___ Exercise input

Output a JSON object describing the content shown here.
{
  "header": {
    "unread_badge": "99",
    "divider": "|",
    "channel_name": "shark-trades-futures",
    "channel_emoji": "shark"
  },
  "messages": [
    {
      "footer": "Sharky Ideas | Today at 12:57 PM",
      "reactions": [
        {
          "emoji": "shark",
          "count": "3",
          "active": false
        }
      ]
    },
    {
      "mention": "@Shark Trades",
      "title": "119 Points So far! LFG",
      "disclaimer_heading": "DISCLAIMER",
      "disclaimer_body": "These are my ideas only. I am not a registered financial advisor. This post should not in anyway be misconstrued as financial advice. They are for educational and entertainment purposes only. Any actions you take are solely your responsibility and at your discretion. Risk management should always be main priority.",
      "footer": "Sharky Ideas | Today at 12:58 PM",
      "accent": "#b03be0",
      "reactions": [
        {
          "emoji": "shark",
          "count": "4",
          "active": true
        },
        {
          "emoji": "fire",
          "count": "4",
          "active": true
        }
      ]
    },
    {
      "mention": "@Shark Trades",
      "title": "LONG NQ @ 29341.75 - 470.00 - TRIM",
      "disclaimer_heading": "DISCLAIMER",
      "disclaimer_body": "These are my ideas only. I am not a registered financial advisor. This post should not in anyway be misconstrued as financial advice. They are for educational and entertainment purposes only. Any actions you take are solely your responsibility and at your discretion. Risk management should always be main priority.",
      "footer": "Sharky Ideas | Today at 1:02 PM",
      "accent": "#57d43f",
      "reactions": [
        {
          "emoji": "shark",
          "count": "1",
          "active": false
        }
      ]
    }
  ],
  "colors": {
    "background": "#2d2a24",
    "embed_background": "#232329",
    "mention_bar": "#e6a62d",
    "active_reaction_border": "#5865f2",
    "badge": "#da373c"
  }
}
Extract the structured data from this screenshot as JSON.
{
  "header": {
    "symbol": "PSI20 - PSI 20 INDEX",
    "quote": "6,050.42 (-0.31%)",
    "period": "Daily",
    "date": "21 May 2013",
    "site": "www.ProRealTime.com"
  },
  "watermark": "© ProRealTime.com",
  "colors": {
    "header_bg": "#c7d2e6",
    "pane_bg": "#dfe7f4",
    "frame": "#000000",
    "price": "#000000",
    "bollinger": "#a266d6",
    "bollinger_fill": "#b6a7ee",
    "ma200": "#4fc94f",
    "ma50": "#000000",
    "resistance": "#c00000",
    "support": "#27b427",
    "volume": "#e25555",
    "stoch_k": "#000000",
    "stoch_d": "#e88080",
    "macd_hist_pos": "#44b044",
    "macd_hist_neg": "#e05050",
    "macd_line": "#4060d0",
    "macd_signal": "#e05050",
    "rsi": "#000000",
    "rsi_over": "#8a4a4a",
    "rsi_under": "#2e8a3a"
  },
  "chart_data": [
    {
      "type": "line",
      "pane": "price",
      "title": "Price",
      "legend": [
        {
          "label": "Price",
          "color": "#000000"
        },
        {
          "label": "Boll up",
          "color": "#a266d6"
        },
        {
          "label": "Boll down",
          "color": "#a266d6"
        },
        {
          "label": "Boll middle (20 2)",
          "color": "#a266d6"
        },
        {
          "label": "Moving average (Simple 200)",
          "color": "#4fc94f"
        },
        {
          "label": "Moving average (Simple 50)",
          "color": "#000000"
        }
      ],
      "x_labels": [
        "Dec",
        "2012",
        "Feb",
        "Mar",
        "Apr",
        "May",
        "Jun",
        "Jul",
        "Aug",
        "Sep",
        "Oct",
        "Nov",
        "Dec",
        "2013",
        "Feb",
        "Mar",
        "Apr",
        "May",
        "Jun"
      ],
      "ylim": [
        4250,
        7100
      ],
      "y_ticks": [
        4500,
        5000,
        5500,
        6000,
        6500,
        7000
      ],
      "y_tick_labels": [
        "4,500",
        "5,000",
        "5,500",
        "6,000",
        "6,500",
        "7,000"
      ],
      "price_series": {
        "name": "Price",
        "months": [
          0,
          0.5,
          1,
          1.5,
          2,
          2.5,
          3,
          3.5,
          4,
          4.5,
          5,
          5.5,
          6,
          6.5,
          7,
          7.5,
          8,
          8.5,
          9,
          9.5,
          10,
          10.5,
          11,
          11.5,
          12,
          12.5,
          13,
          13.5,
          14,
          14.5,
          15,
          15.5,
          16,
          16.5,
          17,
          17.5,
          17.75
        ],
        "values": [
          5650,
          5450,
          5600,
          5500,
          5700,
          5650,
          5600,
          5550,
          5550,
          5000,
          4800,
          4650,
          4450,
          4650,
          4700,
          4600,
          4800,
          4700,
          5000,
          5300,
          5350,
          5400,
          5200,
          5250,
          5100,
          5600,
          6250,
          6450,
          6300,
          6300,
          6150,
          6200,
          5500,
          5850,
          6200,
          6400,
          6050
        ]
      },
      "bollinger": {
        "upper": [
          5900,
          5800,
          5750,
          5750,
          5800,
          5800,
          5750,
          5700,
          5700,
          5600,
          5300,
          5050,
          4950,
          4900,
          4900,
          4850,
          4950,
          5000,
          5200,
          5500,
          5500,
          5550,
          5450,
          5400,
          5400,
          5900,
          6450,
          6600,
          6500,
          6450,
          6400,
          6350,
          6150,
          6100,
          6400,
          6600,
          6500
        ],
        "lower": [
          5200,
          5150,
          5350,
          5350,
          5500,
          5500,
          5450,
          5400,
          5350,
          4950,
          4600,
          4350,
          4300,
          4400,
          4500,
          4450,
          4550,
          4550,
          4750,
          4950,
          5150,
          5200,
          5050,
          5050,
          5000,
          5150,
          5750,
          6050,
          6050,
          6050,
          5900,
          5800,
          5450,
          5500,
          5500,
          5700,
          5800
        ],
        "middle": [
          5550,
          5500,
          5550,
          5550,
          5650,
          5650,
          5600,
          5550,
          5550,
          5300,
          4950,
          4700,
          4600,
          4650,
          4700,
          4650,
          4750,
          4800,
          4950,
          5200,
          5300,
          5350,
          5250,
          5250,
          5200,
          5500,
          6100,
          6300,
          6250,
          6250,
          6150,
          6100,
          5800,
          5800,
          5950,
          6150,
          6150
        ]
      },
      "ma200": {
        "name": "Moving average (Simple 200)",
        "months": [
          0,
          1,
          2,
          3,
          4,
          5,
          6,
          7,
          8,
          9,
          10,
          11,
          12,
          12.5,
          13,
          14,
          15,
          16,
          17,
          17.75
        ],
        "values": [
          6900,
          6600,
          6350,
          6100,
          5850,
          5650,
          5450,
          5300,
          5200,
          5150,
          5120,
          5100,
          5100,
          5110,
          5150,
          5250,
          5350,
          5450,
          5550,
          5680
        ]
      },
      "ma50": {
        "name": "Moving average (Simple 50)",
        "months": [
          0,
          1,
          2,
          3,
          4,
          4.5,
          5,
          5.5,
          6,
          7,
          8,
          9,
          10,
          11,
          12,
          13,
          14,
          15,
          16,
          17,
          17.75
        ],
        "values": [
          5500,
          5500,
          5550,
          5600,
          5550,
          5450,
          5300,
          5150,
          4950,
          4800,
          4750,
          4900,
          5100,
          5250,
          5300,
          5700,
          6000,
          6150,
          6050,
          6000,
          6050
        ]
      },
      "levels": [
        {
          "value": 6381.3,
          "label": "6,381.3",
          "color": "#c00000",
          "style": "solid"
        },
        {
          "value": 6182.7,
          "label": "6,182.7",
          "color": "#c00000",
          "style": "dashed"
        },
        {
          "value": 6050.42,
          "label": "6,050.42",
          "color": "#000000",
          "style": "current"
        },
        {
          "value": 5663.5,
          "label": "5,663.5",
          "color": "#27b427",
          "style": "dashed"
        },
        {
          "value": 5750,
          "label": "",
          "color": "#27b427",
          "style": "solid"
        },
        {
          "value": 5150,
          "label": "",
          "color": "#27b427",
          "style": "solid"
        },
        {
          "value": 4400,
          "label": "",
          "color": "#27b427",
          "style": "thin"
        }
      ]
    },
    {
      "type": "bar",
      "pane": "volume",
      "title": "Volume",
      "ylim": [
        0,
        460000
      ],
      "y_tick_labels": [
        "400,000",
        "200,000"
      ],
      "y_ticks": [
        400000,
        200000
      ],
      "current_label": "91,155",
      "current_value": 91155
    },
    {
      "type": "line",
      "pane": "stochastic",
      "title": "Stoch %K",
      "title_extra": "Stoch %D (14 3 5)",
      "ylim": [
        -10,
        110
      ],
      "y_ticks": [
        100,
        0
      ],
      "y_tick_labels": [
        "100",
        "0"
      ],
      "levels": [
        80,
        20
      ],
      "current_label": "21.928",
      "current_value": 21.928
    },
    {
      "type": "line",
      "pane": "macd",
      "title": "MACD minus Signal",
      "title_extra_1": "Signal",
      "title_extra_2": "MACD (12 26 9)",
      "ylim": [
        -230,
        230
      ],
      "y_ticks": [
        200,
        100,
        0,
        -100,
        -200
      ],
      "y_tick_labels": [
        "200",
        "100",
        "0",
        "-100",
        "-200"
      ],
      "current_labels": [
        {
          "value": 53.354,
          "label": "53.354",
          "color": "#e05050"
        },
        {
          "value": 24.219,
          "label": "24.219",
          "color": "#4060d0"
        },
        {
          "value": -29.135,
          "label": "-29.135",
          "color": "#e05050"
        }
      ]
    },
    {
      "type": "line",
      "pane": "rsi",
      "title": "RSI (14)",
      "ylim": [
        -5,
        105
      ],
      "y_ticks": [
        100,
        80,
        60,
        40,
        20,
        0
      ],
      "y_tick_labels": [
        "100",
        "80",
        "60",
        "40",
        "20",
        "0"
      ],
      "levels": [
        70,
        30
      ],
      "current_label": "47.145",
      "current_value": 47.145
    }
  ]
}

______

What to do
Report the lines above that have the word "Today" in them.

Expected output
      "footer": "Sharky Ideas | Today at 12:57 PM",
      "footer": "Sharky Ideas | Today at 12:58 PM",
      "footer": "Sharky Ideas | Today at 1:02 PM",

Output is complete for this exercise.